Nagler serves in national and international leadership roles, many of which are related to publication and teaching, for the American Association of Immunologists, the Society for Mucosal Immunology and Federation of Clinical Immunology Societies. She also participates in numerous review panels.
Nagler received the Distinguished Faculty Award for Leadership in Program Innovation from the University of Chicago in 2017. She was listed among Crain’s Chicago Business Tech Top 50 Women in 2018 and Notable Women in HealthCare in 2019 for her work with her academic start-up company ClostraBio. Academic honors include the American Academy of Allergy, Asthma and Immunology (AAAAI) Foundation and Louis M. Mendelson Award Lectureship and the Siegel Lectureship at the University of California, Los Angeles. She was elected as a Distinguished Fellow of the American Association of Immunologists (AAI) in 2020. She was recently named AAI Program Chair and, as such, is an ex officio member of the AAI Leadership Council.
Nagler Lab studies the mechanisms governing tolerance to dietary antigens. They were one of the first to identify a link between resident intestinal bacteria and the regulation of mucosal immunity. During the last fifteen years, their work has focused on examining how commensal bacteria regulate susceptibility to allergic responses to food. They have proposed that the striking generational increase in food allergies can be explained, in part, by alterations in the composition and function of the commensal microbiome.

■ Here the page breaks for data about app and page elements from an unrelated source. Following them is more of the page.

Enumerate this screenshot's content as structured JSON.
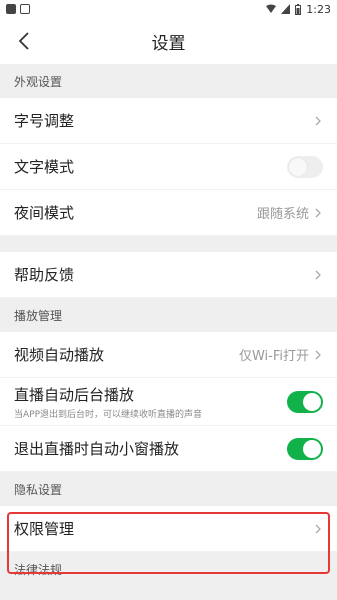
{
  "statusbar": {
    "time": "1:23"
  },
  "navbar": {
    "title": "设置"
  },
  "sections": {
    "appearance": {
      "header": "外观设置",
      "font_size": "字号调整",
      "text_mode": "文字模式",
      "night_mode": "夜间模式",
      "night_mode_value": "跟随系统"
    },
    "help": {
      "feedback": "帮助反馈"
    },
    "playback": {
      "header": "播放管理",
      "video_autoplay": "视频自动播放",
      "video_autoplay_value": "仅Wi-Fi打开",
      "live_background": "直播自动后台播放",
      "live_background_desc": "当APP退出到后台时，可以继续收听直播的声音",
      "live_pip": "退出直播时自动小窗播放"
    },
    "privacy": {
      "header": "隐私设置",
      "permissions": "权限管理"
    },
    "legal": {
      "header": "法律法规"
    }
  },
  "colors": {
    "accent_green": "#12b24b",
    "highlight_red": "#e53935"
  }
}
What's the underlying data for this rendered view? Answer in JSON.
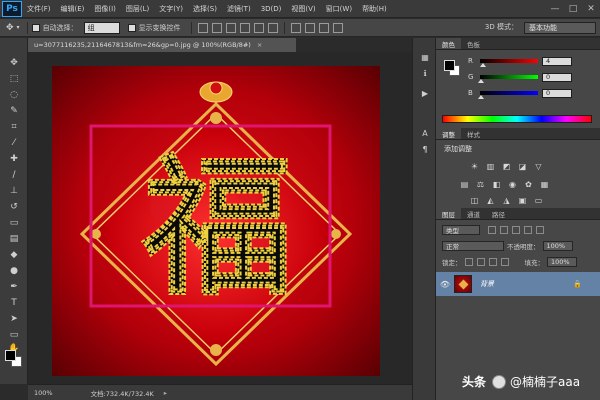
{
  "app": {
    "logo": "Ps",
    "menus": [
      "文件(F)",
      "编辑(E)",
      "图像(I)",
      "图层(L)",
      "文字(Y)",
      "选择(S)",
      "滤镜(T)",
      "3D(D)",
      "视图(V)",
      "窗口(W)",
      "帮助(H)"
    ],
    "window_controls": [
      "—",
      "□",
      "✕"
    ]
  },
  "options": {
    "auto_select_label": "自动选择：",
    "auto_select_value": "组",
    "show_transform_label": "显示变换控件",
    "mode_3d_label": "3D 模式：",
    "workspace": "基本功能"
  },
  "document": {
    "tab_title": "u=3077116235,2116467813&fm=26&gp=0.jpg @ 100%(RGB/8#)",
    "close_glyph": "×",
    "character": "福"
  },
  "status": {
    "zoom": "100%",
    "doc_info": "文档:732.4K/732.4K",
    "arrow": "▸"
  },
  "color_panel": {
    "tabs": [
      "颜色",
      "色板"
    ],
    "sliders": [
      {
        "label": "R",
        "value": "4",
        "track_color_start": "#000000",
        "track_color_end": "#ff0000"
      },
      {
        "label": "G",
        "value": "0",
        "track_color_start": "#000000",
        "track_color_end": "#00ff00"
      },
      {
        "label": "B",
        "value": "0",
        "track_color_start": "#000000",
        "track_color_end": "#0000ff"
      }
    ]
  },
  "adjust_panel": {
    "tabs": [
      "调整",
      "样式"
    ],
    "title": "添加调整"
  },
  "layers_panel": {
    "tabs": [
      "图层",
      "通道",
      "路径"
    ],
    "kind_label": "类型",
    "blend_mode": "正常",
    "opacity_label": "不透明度：",
    "opacity_value": "100%",
    "lock_label": "锁定：",
    "fill_label": "填充：",
    "fill_value": "100%",
    "layer_name": "背景"
  },
  "watermark": {
    "brand": "头条",
    "handle": "@楠楠子aaa"
  },
  "colors": {
    "selection_border": "#e0156e",
    "canvas_red": "#c8000a",
    "gold": "#e8b44a",
    "layer_highlight": "#6482a5"
  }
}
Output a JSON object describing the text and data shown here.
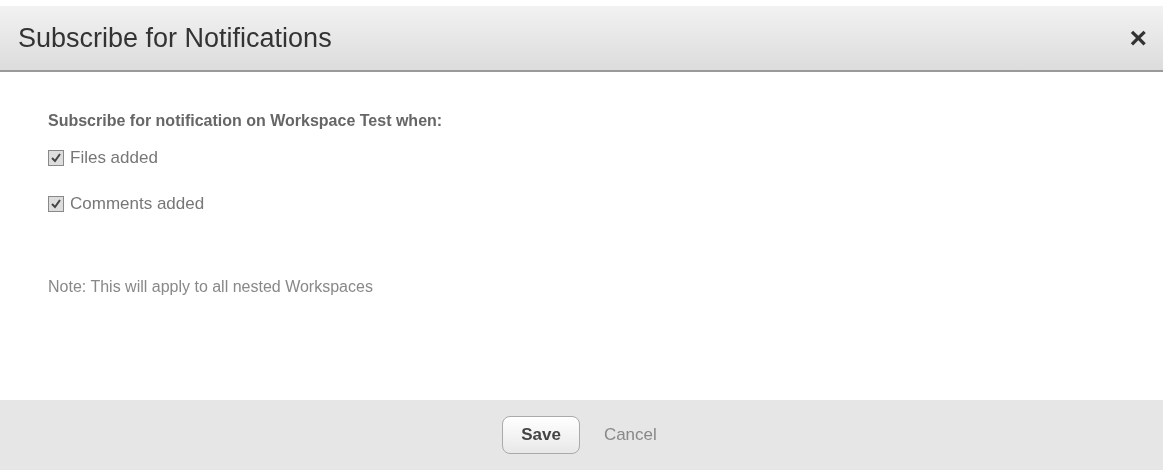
{
  "dialog": {
    "title": "Subscribe for Notifications",
    "close": "×"
  },
  "prompt": "Subscribe for notification on Workspace Test when:",
  "options": [
    {
      "label": "Files added",
      "checked": true
    },
    {
      "label": "Comments added",
      "checked": true
    }
  ],
  "note": "Note: This will apply to all nested Workspaces",
  "buttons": [
    {
      "kind": "primary",
      "label": "Save"
    },
    {
      "kind": "link",
      "label": "Cancel"
    }
  ]
}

In support of this hypothesis, Nagler Lab described a role for a particular population of mucosa-associated commensal bacteria in protection from allergic sensitization in mice. Initial translational studies showed that the composition of the fecal microbiota is altered in infants with cow’s milk allergy. To understand how the microbiota regulates allergic disease in humans they have colonized germ free mice with human bacteria from the feces of healthy or cow’s milk allergic (CMA) infants.
The group discovered that mice colonized with CMA infants’ microbiota exhibited an anaphylactic response to the cow’s milk allergen b-lactoglobulin, while mice colonized with healthy infants’ microbiota were protected against an allergic response. They defined a microbiota signature that distinguishes the CMA and healthy populations in both the human donors and the colonized mice. Analysis of gene expression in ileal intestinal epithelial cells of colonized mice identified a significant correlation between the genes associated with allergy protection and taxa from the Lachnospiraceae family, supporting a causal role for specific bacterial species in protection against food allergy.
These robust, pre-clinical, gnotobiotic models are an ideal system to identify key host-microbial interactions that contribute to allergic sensitization to food. With support from the Polsky Center for Entrepreneurship and Innovation, Nagler Lab has created a start-up company, ClostraBio, to develop novel microbiome-modulating therapeutics to prevent or treat food allergy.